As a result of their efforts, we were able to examine an 18-square meter area of the enclosure interior. This was our first foray 'inside', and we did not know what we would find. When we did the final troweling and sweeping of the unit floors the next day, we identified several dark feature stains and numerous post molds. In the western unit (shown below) we defined a large oval stain that appears to have been the source of yet another magnetic anomaly.

Upon excavation of this feature (09-26), we found a shallow pit containing a large quantity of charcoal and FCR, just the stuff to produce a strong magnetic signal. Unfortunately, no diagnostic pottery or stone tools were found, but this feature still provides important 'ground-truth' data on the magnetic signatures of prehistoric features at the site.

Intrusive Features and the Enclosure

During weeks four and five, another two meter-long section of the enclosure trench (Fea. 09-10) was completely excavated. This section is located just northwest of the first trench section that produced the distinctive Leimbach series ceramics. This neighboring bit of trench turned out to be very similar in terms of its contents and stratigraphy, with one important exception. As shown in the section view below, the trench contained alternating layers or light and dark soil which represent episodes of filling.

The large hole in this profile was made by an intrusive pit feature that contained thin, finely cordmarked pottery of the Esch Cordmarked variety. We believe these ceramics are associated with the Middle Woodland occupation of the site due to their resemblance to pottery from the Esch Mounds, formerly located about four miles downriver. We found similar sherds during weeks one and two associated with bladelets, our best Middle Woodland diagnostic.

At the bottom of the trench, we found a cluster of thick, cordmarked sherds of the Leimbach series. As seen in the following image, they represent a large section of a vessel. One base sherd was rounded, unlike the flat-bottomed base sherd found next door.

Thus, the 'superpositioning' of these ceramic wares (i.e., Leimbach in the earlier trench and Esch in the later pit feature) nicely illustrates the succession of Woodland period occupations at the site. It also tells us that the enclosure trench was deliberately filled during the Early Woodland time period and not by later Middle Woodland arrivals, as is apparently the case with the large parallel ditches to the west. What this says about the function of the enclosure is still not clear.

Sunday, July 5, 2009

Early Woodland Pottery from the Enclosure

By the close of week four, we had excavated a total of six meters of the enclosure trench. In each section, ceramics similar to Early Woodland Leimbach Cordmarked forms were found. These relatively thick, grit-tempered sherds with somewhat coarse cordmarking were found at all levels of the feature. The sherd shown below illustrates the flat-bottomed, "flower pot" shape typical of many Leimbach vessels.

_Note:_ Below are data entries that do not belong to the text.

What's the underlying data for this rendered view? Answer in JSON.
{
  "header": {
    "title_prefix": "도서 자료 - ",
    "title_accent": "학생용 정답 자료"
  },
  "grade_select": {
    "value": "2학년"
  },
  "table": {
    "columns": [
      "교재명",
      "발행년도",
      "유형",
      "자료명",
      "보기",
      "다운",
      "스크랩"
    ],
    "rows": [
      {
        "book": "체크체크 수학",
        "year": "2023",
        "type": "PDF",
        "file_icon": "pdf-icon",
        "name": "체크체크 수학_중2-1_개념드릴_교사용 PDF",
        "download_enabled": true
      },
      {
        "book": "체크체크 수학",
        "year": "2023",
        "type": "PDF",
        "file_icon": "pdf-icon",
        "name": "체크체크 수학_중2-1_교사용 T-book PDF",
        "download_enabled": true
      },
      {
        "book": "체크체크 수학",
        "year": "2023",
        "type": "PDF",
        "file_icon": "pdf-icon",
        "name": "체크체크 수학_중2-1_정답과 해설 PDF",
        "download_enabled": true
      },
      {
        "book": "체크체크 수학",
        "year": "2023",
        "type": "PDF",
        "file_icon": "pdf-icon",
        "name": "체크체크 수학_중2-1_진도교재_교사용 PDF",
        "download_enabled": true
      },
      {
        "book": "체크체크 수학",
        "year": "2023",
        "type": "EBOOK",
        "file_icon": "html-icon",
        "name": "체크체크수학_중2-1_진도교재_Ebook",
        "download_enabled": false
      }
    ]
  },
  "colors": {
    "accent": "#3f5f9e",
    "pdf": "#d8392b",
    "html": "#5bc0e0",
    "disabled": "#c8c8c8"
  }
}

Near the bottom of the trench we found a large body sherd (shown below) with a distinctive knob handle, also typical of Leimbach wares.

At the nearby Seaman's Fort site, similar sherds have been found in pit features dated between 500 and 100 B.C. Like the Heckleman site, Seaman's Fort was enclosed by two large ditch features but lacked the interior oval enclosure that we are now investigating.